▶ **TASK INSTRUCTIONS**
Would you return the listing that follows exactly, leaving its pictures behind?
————
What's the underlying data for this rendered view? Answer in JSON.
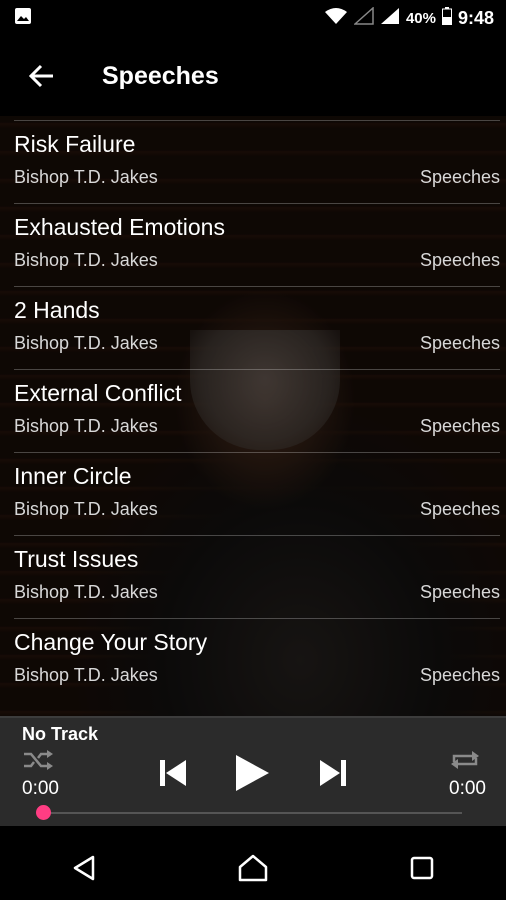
{
  "status_bar": {
    "battery": "40%",
    "time": "9:48",
    "icons": [
      "image-icon",
      "wifi-icon",
      "signal-icon",
      "signal-icon",
      "battery-icon"
    ]
  },
  "app_bar": {
    "title": "Speeches",
    "back_icon": "arrow-left-icon"
  },
  "tracks": [
    {
      "name": "Risk Failure",
      "artist": "Bishop T.D. Jakes",
      "album": "Speeches"
    },
    {
      "name": "Exhausted Emotions",
      "artist": "Bishop T.D. Jakes",
      "album": "Speeches"
    },
    {
      "name": "2 Hands",
      "artist": "Bishop T.D. Jakes",
      "album": "Speeches"
    },
    {
      "name": "External Conflict",
      "artist": "Bishop T.D. Jakes",
      "album": "Speeches"
    },
    {
      "name": "Inner Circle",
      "artist": "Bishop T.D. Jakes",
      "album": "Speeches"
    },
    {
      "name": "Trust Issues",
      "artist": "Bishop T.D. Jakes",
      "album": "Speeches"
    },
    {
      "name": "Change Your Story",
      "artist": "Bishop T.D. Jakes",
      "album": "Speeches"
    }
  ],
  "player": {
    "track_title": "No Track",
    "current_time": "0:00",
    "total_time": "0:00",
    "progress": 0,
    "accent_color": "#ff3d83"
  },
  "nav_bar": {
    "icons": [
      "back-triangle-icon",
      "home-icon",
      "recents-icon"
    ]
  }
}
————
▶ **RESPONSE TO THE TASK**
What's the underlying data for this rendered view? Answer in JSON.
{
  "status_bar": {
    "battery": "40%",
    "time": "9:48",
    "icons": [
      "image-icon",
      "wifi-icon",
      "signal-icon",
      "signal-icon",
      "battery-icon"
    ]
  },
  "app_bar": {
    "title": "Speeches",
    "back_icon": "arrow-left-icon"
  },
  "tracks": [
    {
      "name": "Risk Failure",
      "artist": "Bishop T.D. Jakes",
      "album": "Speeches"
    },
    {
      "name": "Exhausted Emotions",
      "artist": "Bishop T.D. Jakes",
      "album": "Speeches"
    },
    {
      "name": "2 Hands",
      "artist": "Bishop T.D. Jakes",
      "album": "Speeches"
    },
    {
      "name": "External Conflict",
      "artist": "Bishop T.D. Jakes",
      "album": "Speeches"
    },
    {
      "name": "Inner Circle",
      "artist": "Bishop T.D. Jakes",
      "album": "Speeches"
    },
    {
      "name": "Trust Issues",
      "artist": "Bishop T.D. Jakes",
      "album": "Speeches"
    },
    {
      "name": "Change Your Story",
      "artist": "Bishop T.D. Jakes",
      "album": "Speeches"
    }
  ],
  "player": {
    "track_title": "No Track",
    "current_time": "0:00",
    "total_time": "0:00",
    "progress": 0,
    "accent_color": "#ff3d83"
  },
  "nav_bar": {
    "icons": [
      "back-triangle-icon",
      "home-icon",
      "recents-icon"
    ]
  }
}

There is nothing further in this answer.